Cashman has never shown much sentiment with guys he's traded for if they're unable to perform, and he's made it known that since Pineda still has minor-league options remaining, he'll have to impress the Yankees if he's going to make next year's rotation over other internal options like Vidal Nuno, David Phelps (who will either be in the pen or the rotation) or the rest of the field. That said, Pineda just turned 25 over the weekend and has already proven -- one shoulder surgery prior -- that he can put up a more than adequate season for a back of the rotation guy.
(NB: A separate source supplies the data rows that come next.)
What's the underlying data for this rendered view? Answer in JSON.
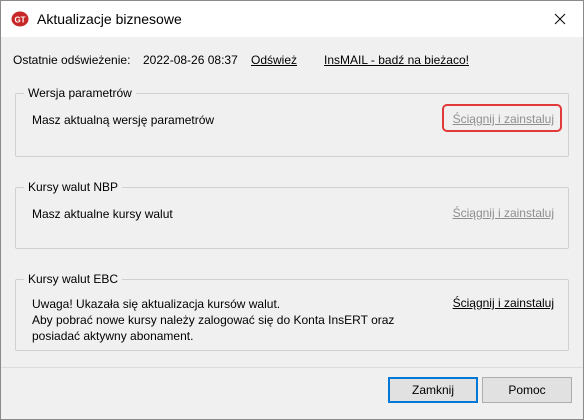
{
  "window": {
    "title": "Aktualizacje biznesowe",
    "close_symbol": "✕"
  },
  "refresh": {
    "label": "Ostatnie odświeżenie:",
    "timestamp": "2022-08-26 08:37",
    "refresh_link": "Odśwież",
    "insmail_link": "InsMAIL - badź na bieżaco!"
  },
  "groups": [
    {
      "title": "Wersja parametrów",
      "text": [
        "Masz aktualną wersję parametrów"
      ],
      "link": "Ściągnij i zainstaluj",
      "link_state": "disabled"
    },
    {
      "title": "Kursy walut NBP",
      "text": [
        "Masz aktualne kursy walut"
      ],
      "link": "Ściągnij i zainstaluj",
      "link_state": "disabled"
    },
    {
      "title": "Kursy walut EBC",
      "text": [
        "Uwaga! Ukazała się aktualizacja kursów walut.",
        "Aby pobrać nowe kursy należy zalogować się do Konta InsERT oraz",
        "posiadać aktywny abonament."
      ],
      "link": "Ściągnij i zainstaluj",
      "link_state": "active"
    }
  ],
  "buttons": {
    "close": "Zamknij",
    "help": "Pomoc"
  },
  "colors": {
    "highlight": "#e23a3a",
    "disabled_link": "#8f8f8f",
    "default_button_border": "#0078d7"
  }
}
If the labrum tear hasn't completely destroyed his velocity and stuff, and the Yankees don't make too many more pitching signings between now and camp, Pineda has a good shot of making the cut.
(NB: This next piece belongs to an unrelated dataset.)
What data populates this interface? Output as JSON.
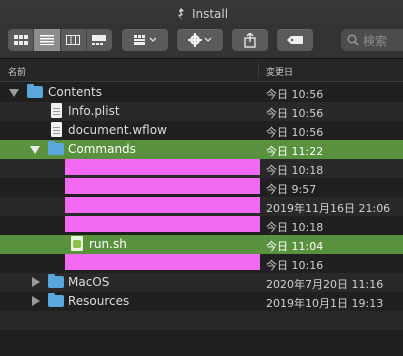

But fair's fair: There's a lot more enthusiasm around Ivan Nova, and the possibility that in 2014 he could establish himself as the first standout homegrown Yankee starter in almost two decades. That assumes that the spike in his strikeout rate over the last two years is a real thing -- and that the declining hits, home runs and walks allowed per nine in 2013 is evidence that Nova has finally combined his great stuff with improved command. The Yankee defense behind him was a patchwork affair last year and likely won't be much better this year, since what it gains in adding Jacoby Ellsbury in center it probably gives back up by losing Robinson Cano's glove up the middle. But no one will really know until the playing time rotations sort themselves out. That said, Nova's the likely No.3 starter behind Kuroda going into camp, and it'll likely take an injury or a big signing to change that before Opening Day.
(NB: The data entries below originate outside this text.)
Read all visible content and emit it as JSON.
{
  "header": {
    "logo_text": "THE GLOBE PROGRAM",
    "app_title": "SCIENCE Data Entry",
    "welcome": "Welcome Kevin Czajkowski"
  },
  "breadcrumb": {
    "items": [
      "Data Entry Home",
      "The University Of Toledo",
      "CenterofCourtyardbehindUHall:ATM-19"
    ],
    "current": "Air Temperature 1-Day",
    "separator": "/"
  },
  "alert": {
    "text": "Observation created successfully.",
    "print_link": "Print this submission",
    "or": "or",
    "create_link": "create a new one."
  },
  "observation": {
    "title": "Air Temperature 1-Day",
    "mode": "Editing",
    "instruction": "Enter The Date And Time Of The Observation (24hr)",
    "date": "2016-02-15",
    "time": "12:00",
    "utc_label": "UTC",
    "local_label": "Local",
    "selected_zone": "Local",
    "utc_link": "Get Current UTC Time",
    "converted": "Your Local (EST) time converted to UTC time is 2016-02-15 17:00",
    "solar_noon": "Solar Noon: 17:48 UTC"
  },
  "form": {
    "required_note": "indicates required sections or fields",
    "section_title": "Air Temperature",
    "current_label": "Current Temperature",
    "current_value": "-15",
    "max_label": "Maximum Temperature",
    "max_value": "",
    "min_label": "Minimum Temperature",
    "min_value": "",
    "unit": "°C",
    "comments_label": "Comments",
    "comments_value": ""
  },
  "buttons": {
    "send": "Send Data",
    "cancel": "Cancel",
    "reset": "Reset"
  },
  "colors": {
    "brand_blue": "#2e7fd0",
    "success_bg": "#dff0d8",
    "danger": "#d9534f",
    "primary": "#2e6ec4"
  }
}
Which brings us to the wild card: Masahiro Tanaka. The Yankees are reportedly one of six teams with a "nine digit" offer on the table, with the alleged frontrunners being the Chicago Cubs, who are said to have a deal on the table worth $25 million a year for six to eight years -- this for a pitcher who, while young and phenomenally talented, has never played an inning of big league ball. Tanaka was the ace of the Japan Series-winning Rakuten Golden Eagles last season and is seen as a legitimate MLB ace out of the box by just about every talent evaluator in the business. Commodities like that don't go on the market very often -- plus, remember, the changes to the posting system made this offseason mean that instead of a blind bidding process for the rights to negotiate exclusively with Tanaka, there's just an effective $20 million hard floor on what it'll cost to sign him -- and teams with money to spend have the advantage. If the Yankees do land Tanaka, he'll slot in as the presumptive No. 3, but he may very well become the highest paid starter in that rotation in terms of his annual salary.
If the Yankees lose out on Tanaka, it's possible they take that money -- which essentially represents the salary of their suspended third baseman, Alex Rodrgiuez -- and spend some large portion of it on Ervin Santana, Ubaldo Jimenez or Matt Garza. New York is under no small amount of pressure to bounce back quickly from what was viewed as a lost season in 2013, and has shown it still believes the way to do that is to buy the best toys the market has to offer.
But regardless of exactly which five pitchers emerge to form the New York rotation this spring, this winter has already reassured us that, for better or worse, and regardless of plans or budgets, the Yankees are who they've always been.
* Edited to add: There's certainly a conversation to be had about guys like Lefty Gomez and Red Ruffing, but that conversation doesn't involve directly comparing them to pitchers who played most or all of their career post-integration -- as far as I'm concerned it can't really be done. The MLB of the 1920s and 30s and the MLB of the 1950s and 1960s might as well be two completely different leagues.